==== PROVIDED RECORDS ====
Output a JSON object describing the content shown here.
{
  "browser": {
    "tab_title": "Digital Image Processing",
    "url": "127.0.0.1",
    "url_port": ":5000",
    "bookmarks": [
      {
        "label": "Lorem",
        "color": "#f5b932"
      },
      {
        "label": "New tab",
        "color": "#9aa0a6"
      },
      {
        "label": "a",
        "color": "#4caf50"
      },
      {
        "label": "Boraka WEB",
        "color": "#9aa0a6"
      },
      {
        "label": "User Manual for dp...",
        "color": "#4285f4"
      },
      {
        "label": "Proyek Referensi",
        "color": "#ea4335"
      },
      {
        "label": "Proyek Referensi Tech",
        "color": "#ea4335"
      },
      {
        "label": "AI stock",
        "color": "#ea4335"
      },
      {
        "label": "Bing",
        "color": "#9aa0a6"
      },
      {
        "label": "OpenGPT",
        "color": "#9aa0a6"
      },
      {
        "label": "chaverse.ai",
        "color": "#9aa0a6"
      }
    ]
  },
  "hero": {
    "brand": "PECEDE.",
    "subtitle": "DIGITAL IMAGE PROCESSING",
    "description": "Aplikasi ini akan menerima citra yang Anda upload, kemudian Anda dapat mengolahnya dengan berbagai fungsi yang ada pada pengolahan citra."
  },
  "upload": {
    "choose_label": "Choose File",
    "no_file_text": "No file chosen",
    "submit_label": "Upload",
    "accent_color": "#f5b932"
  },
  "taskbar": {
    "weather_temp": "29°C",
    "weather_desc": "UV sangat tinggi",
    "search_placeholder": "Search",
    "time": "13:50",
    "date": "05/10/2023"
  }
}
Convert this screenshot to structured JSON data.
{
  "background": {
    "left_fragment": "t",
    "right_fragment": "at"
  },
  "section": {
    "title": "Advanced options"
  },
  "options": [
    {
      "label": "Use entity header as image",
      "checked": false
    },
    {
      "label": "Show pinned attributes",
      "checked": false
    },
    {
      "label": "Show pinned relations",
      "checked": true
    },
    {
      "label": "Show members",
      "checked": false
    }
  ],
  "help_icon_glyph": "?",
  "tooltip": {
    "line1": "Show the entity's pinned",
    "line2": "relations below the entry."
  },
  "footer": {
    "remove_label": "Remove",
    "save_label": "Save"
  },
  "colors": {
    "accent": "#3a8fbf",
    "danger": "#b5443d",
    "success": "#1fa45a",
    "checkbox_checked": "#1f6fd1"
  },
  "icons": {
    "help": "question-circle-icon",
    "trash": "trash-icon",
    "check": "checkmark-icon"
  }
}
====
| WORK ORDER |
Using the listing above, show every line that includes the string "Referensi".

| COMPLETED TASK |
        "label": "Proyek Referensi",
        "label": "Proyek Referensi Tech",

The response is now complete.